**Input data:**
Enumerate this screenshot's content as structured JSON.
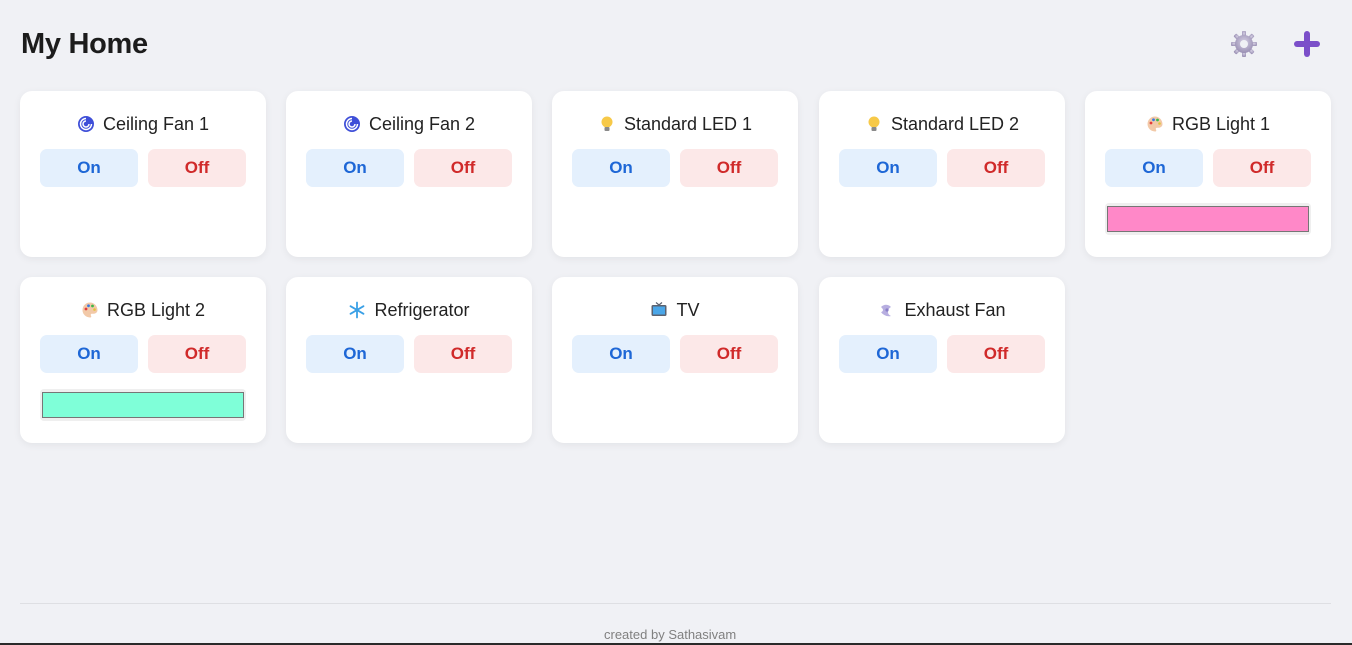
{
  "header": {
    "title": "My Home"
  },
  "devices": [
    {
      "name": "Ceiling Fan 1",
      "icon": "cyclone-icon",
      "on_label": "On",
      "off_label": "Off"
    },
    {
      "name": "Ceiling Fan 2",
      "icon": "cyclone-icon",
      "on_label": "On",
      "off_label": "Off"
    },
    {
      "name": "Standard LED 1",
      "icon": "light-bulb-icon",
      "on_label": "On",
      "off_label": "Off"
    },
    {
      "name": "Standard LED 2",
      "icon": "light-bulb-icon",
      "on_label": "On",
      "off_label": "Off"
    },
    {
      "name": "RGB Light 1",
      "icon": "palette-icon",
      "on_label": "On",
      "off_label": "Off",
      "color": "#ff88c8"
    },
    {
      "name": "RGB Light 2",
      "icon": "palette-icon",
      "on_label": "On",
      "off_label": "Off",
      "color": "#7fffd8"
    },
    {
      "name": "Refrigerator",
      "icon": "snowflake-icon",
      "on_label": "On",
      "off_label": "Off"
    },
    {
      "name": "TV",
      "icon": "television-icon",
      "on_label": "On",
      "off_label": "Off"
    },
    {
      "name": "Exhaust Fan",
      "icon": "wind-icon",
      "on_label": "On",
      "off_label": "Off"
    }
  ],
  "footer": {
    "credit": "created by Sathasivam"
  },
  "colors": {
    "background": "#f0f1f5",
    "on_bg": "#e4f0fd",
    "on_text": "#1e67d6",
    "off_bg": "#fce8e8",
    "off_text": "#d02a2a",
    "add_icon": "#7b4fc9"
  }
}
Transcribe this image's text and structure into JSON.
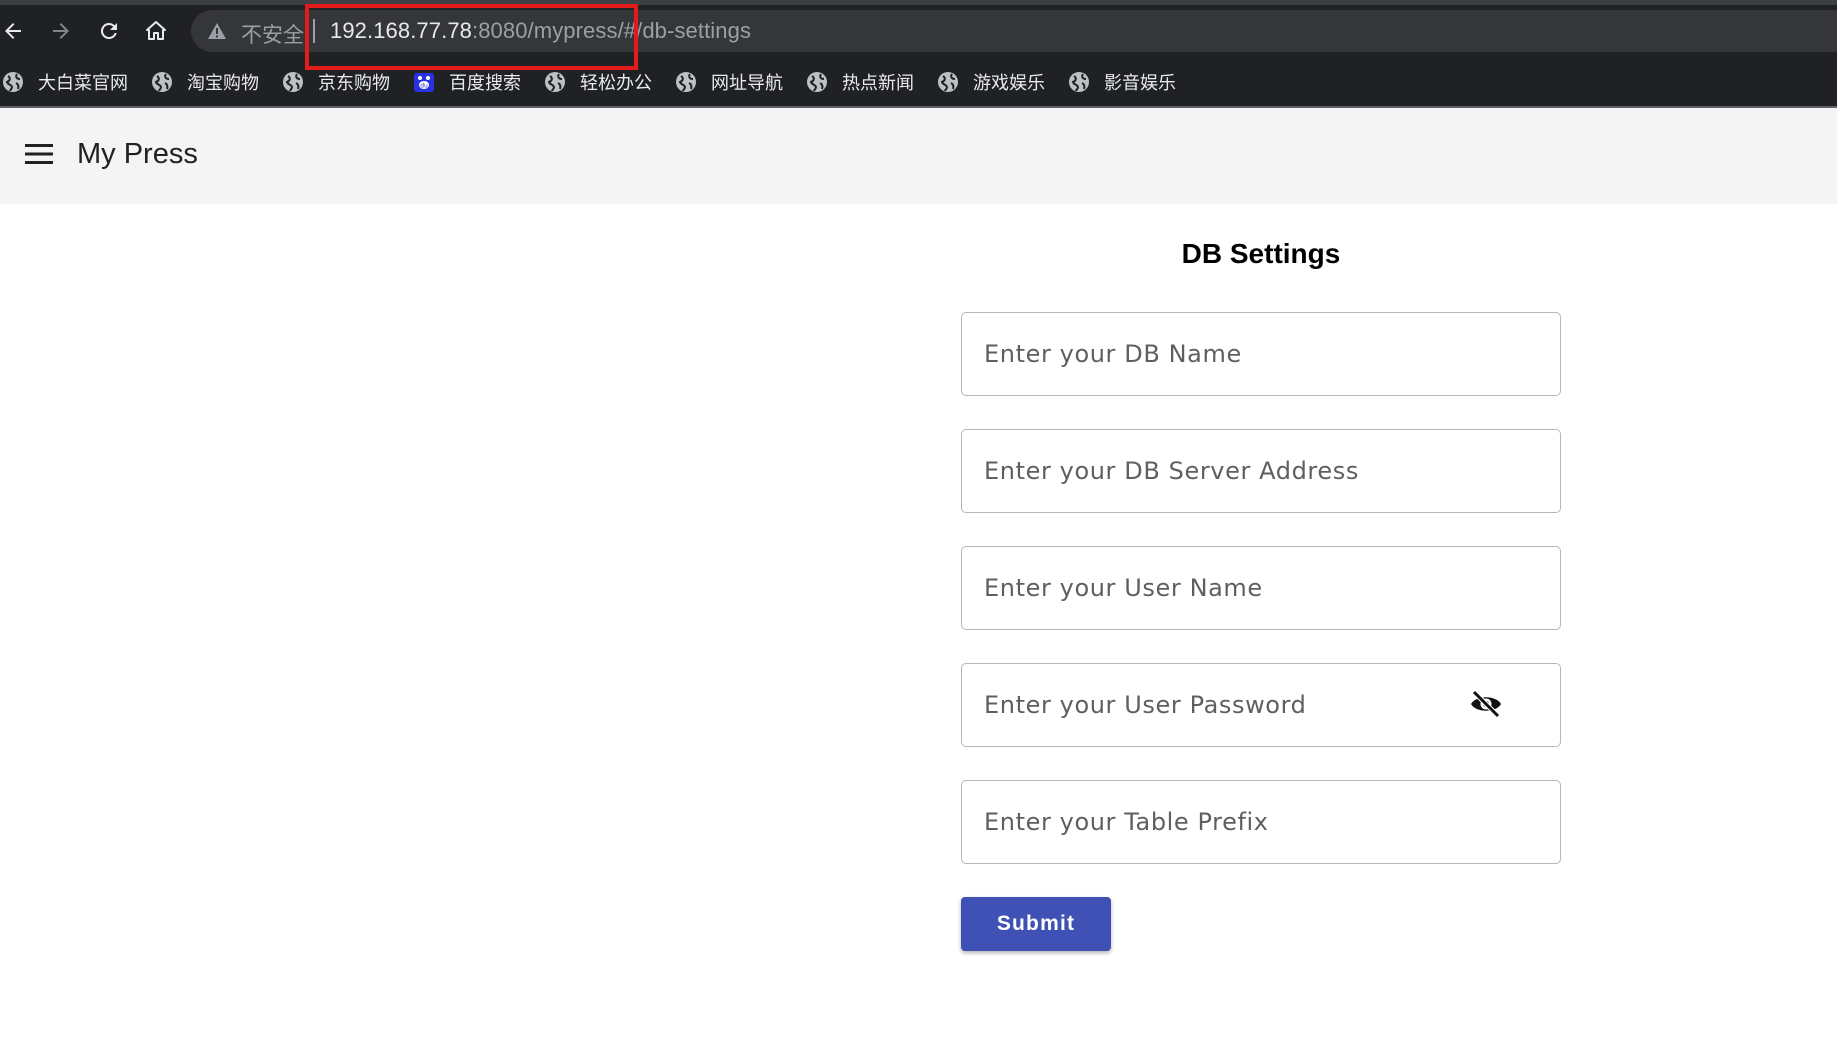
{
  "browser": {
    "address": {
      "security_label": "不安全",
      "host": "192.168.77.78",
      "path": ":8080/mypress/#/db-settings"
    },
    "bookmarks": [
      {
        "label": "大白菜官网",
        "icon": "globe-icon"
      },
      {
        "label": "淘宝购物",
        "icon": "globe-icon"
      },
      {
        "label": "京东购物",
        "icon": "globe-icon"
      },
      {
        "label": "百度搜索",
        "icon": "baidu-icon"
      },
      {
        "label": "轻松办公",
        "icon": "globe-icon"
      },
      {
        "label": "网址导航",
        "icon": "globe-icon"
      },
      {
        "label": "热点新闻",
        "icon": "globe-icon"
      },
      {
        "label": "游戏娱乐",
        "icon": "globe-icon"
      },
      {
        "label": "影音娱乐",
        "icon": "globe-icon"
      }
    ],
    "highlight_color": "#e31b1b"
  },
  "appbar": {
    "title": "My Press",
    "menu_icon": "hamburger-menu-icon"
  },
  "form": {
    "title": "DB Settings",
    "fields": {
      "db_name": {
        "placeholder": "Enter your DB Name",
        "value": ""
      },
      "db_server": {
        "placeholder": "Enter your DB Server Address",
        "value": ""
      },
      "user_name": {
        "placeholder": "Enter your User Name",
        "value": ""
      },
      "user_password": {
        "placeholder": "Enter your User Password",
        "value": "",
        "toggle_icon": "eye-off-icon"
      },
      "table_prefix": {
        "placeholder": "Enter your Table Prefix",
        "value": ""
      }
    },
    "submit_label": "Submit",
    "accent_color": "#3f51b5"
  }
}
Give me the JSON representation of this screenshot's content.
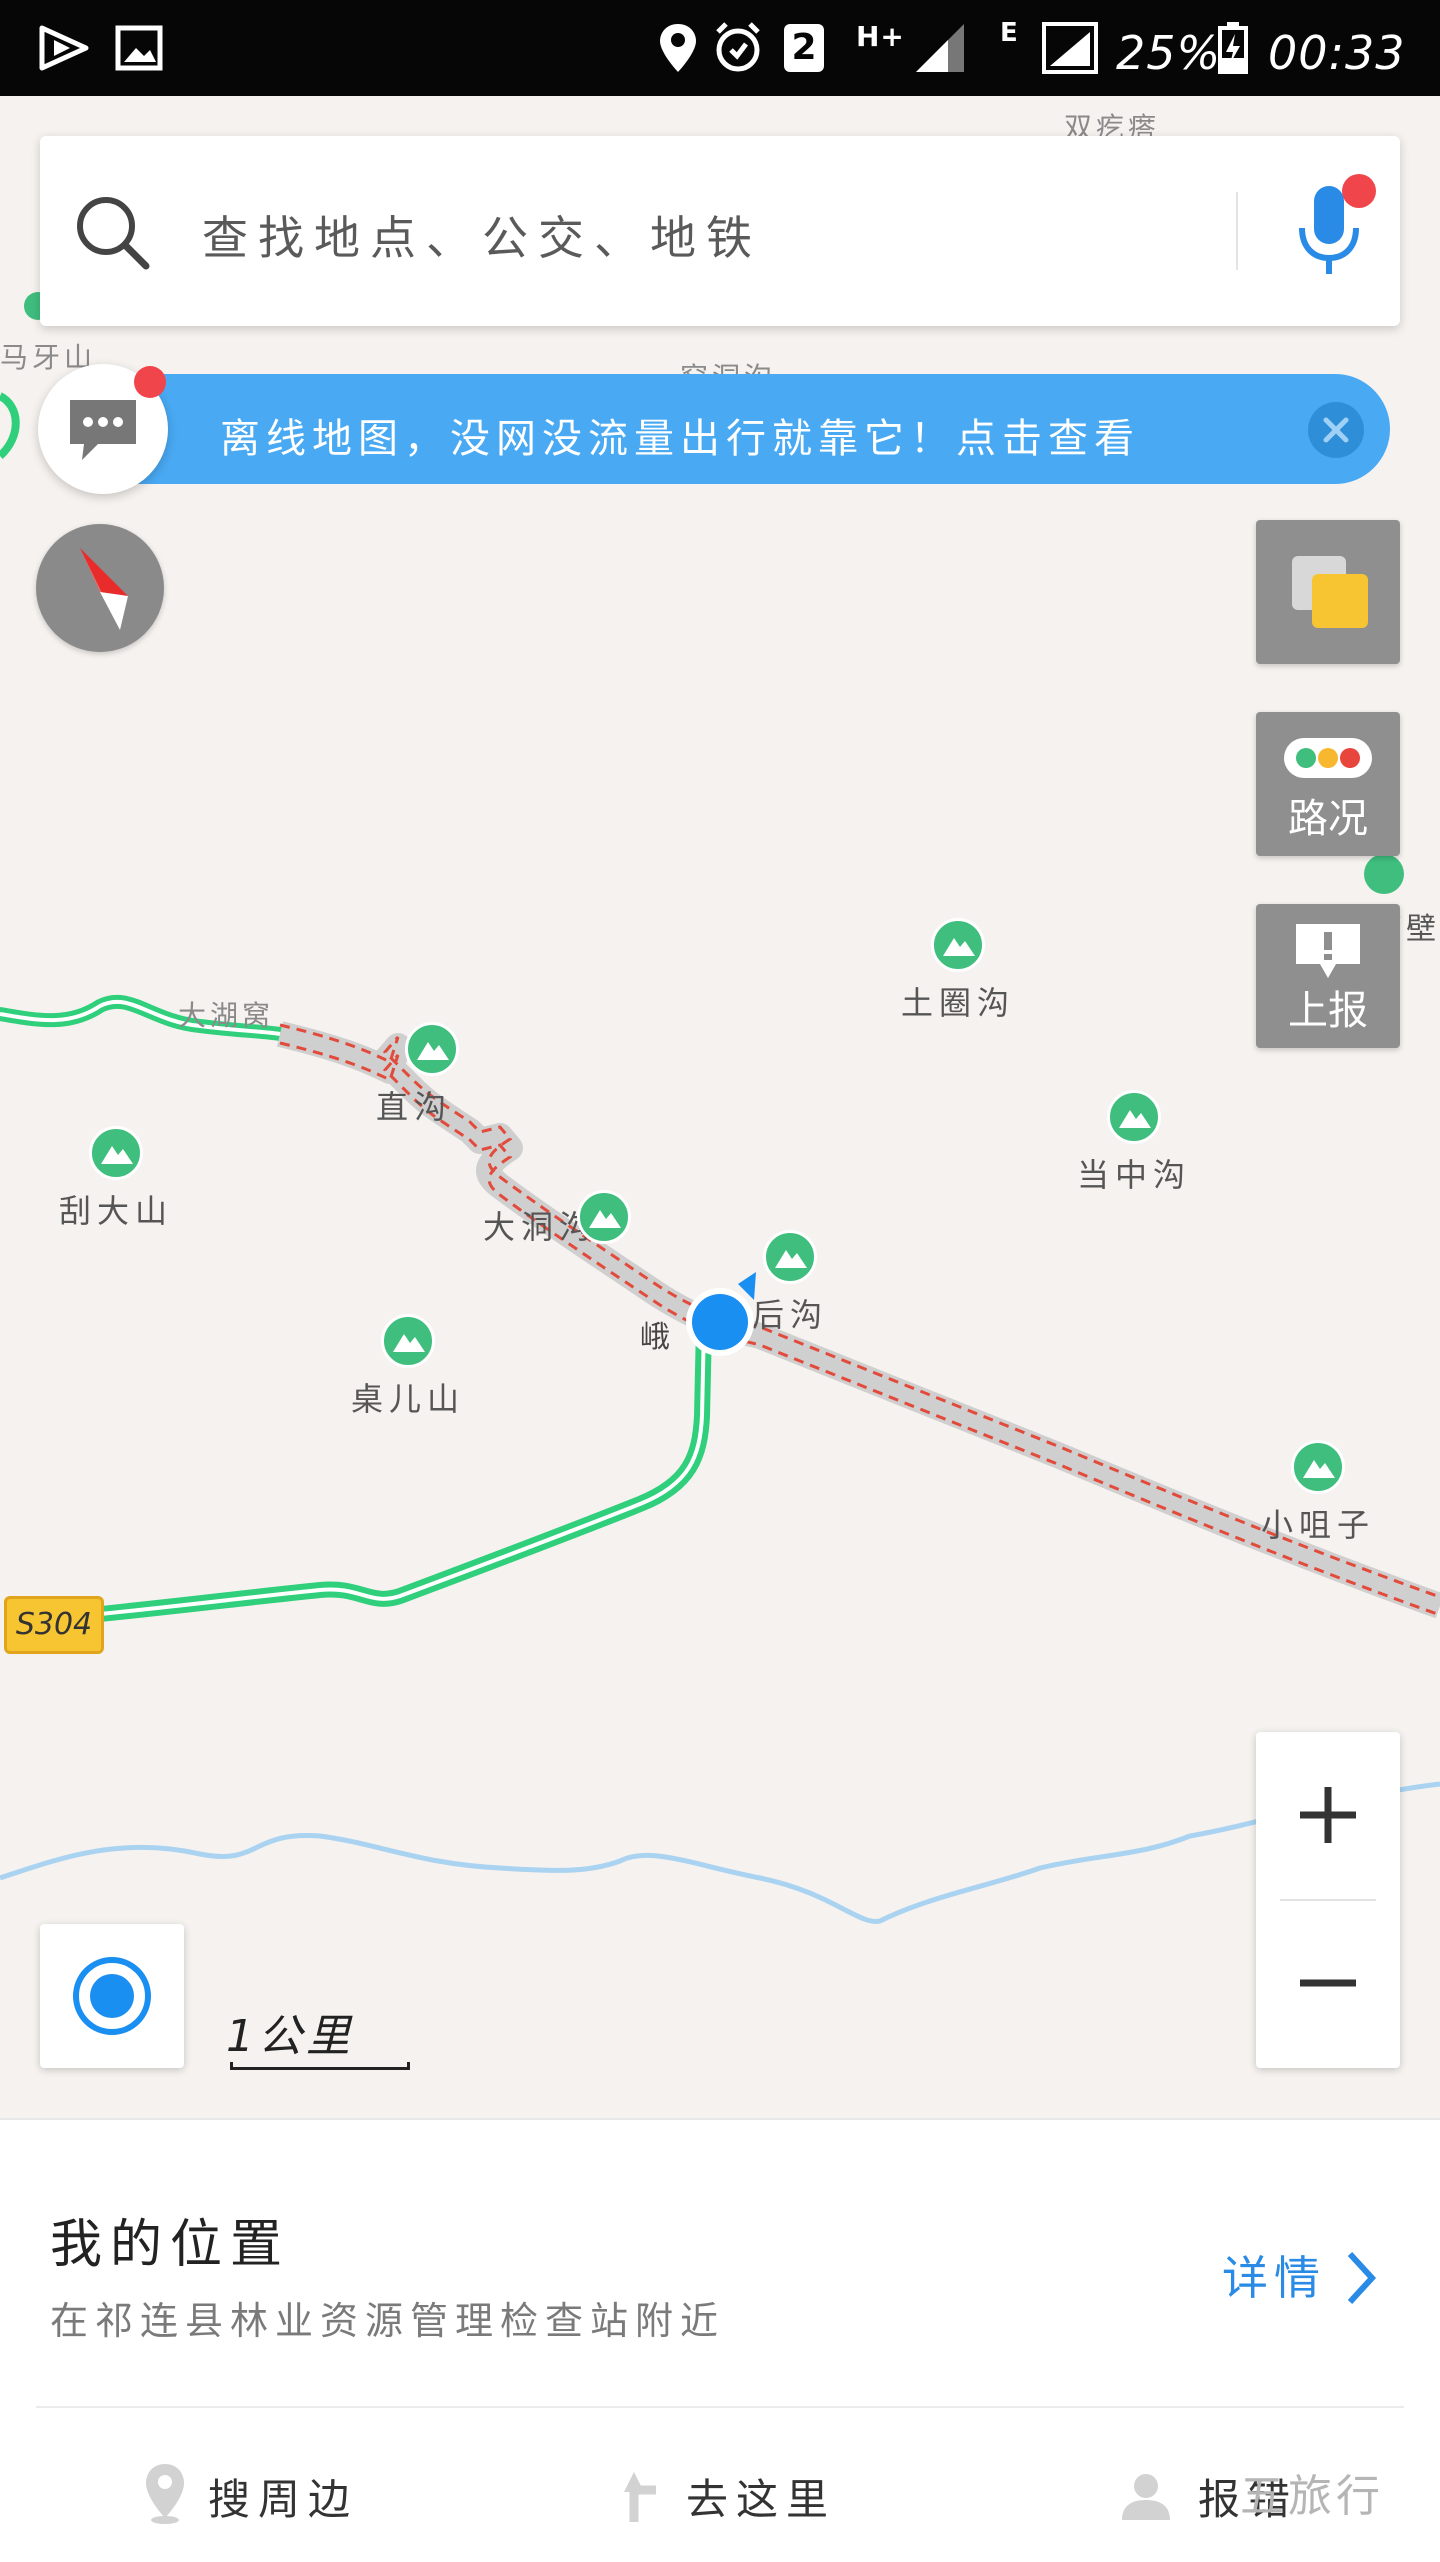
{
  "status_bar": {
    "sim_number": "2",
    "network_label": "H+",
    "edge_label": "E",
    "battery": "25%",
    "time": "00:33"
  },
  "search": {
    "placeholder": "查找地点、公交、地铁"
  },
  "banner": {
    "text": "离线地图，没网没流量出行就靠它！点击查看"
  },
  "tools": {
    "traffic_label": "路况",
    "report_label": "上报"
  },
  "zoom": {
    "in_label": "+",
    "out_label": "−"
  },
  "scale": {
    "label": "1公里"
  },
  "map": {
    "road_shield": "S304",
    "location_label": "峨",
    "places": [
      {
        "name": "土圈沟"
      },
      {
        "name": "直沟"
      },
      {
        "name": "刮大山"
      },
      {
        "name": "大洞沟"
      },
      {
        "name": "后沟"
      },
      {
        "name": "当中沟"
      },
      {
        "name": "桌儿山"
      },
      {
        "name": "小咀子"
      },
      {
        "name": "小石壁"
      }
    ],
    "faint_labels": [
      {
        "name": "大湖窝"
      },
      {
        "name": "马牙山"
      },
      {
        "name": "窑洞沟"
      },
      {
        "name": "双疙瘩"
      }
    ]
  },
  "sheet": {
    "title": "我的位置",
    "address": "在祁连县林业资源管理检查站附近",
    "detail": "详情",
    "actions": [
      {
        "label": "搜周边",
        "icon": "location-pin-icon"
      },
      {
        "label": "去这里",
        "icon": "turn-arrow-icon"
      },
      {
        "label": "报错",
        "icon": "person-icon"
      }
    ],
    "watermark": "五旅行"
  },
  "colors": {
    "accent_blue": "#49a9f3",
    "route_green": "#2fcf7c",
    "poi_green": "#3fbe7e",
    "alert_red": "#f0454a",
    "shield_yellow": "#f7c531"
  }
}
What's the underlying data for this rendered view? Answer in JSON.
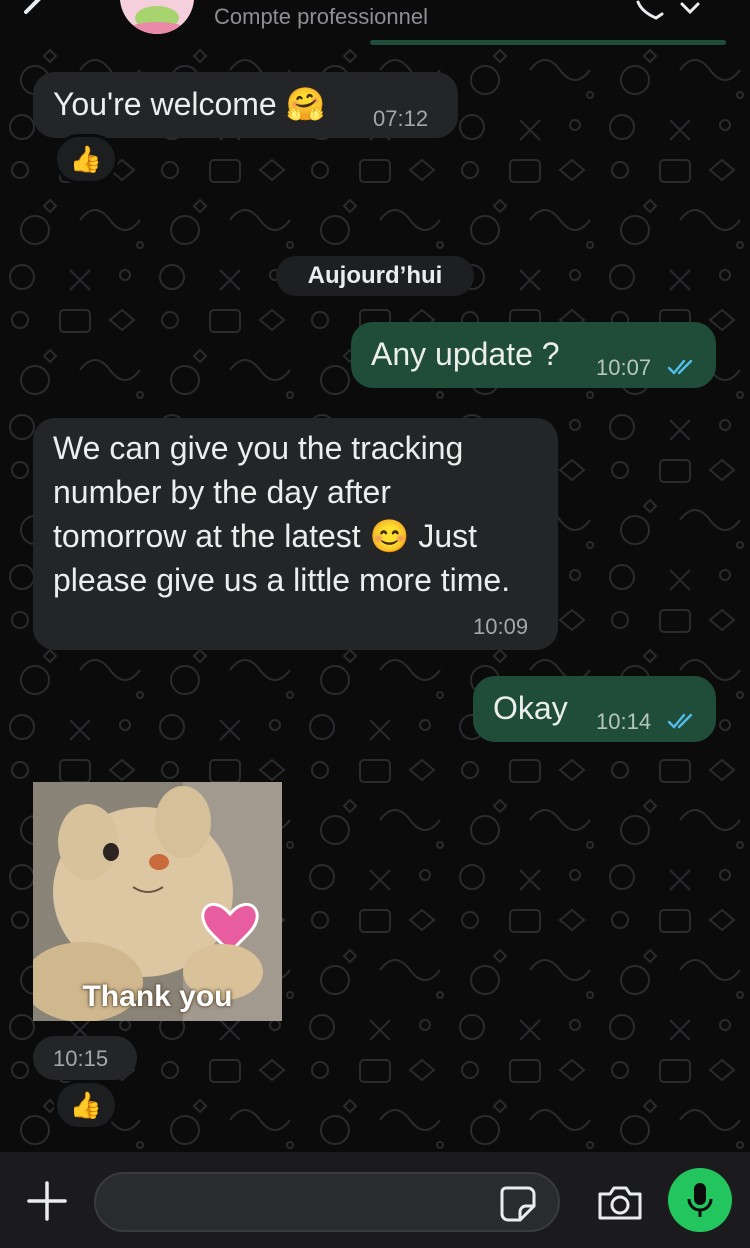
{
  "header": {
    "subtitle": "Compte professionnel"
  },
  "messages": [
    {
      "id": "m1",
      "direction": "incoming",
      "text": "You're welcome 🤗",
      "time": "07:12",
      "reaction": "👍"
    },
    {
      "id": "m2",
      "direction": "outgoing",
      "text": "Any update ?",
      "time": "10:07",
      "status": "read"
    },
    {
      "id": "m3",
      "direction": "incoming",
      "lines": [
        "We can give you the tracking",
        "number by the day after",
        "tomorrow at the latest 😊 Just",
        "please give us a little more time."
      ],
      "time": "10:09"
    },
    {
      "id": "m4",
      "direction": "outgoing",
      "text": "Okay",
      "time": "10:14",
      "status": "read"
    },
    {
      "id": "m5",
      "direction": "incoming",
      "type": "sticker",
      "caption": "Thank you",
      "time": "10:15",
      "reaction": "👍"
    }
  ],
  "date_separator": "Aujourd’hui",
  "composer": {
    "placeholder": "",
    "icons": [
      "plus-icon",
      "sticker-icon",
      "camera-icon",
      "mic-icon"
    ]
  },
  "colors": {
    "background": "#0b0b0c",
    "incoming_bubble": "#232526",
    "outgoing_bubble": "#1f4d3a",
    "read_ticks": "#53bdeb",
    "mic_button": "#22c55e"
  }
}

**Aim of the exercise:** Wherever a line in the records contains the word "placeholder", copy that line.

**Task result:**
        "placeholder": "Enter your DB Name",
        "placeholder": "Enter your DB Server Address",
        "placeholder": "Enter your User Name",
        "placeholder": "Enter your User Password",
        "placeholder": "Enter your Table Prefix",
    "placeholder": "查找地点、公交、地铁"
    "placeholder": "",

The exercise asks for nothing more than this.